* _RECORDS_
········

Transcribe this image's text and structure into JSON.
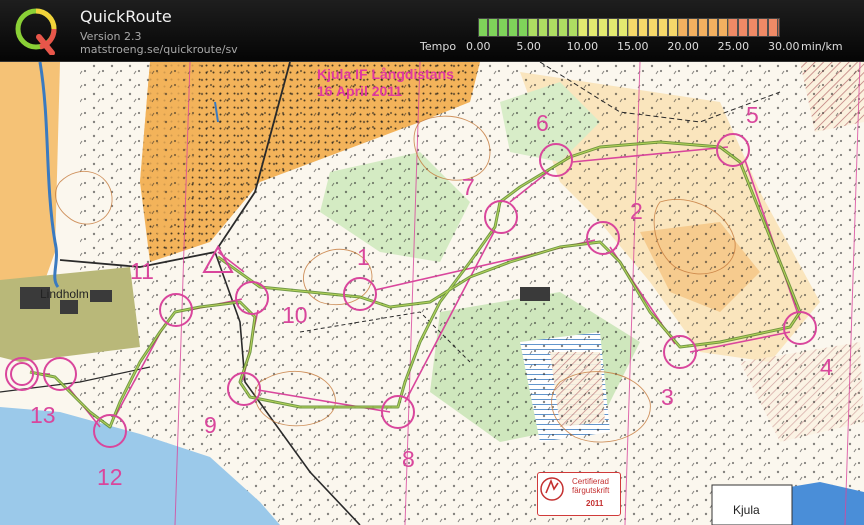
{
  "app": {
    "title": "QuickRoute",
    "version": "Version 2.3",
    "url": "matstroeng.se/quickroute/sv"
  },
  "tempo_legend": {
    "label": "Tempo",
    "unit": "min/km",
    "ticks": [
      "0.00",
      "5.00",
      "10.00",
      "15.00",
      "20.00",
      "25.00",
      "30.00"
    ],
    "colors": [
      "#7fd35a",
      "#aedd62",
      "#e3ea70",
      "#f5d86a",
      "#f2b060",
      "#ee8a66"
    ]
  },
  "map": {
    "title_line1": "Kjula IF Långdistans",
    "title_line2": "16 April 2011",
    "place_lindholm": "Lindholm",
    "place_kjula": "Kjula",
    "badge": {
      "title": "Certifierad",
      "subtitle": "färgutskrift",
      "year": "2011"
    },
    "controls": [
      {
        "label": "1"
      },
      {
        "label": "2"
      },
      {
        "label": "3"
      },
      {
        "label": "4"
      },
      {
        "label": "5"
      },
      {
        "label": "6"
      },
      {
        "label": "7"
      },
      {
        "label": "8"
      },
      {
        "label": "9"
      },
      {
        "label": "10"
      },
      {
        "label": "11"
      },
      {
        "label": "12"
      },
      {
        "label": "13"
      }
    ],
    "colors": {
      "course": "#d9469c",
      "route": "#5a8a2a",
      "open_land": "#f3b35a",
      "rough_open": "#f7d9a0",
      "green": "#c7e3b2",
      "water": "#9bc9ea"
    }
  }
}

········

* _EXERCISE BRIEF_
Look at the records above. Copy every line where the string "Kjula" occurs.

* _ANSWER AREA_
    "title_line1": "Kjula IF Långdistans",
    "place_kjula": "Kjula",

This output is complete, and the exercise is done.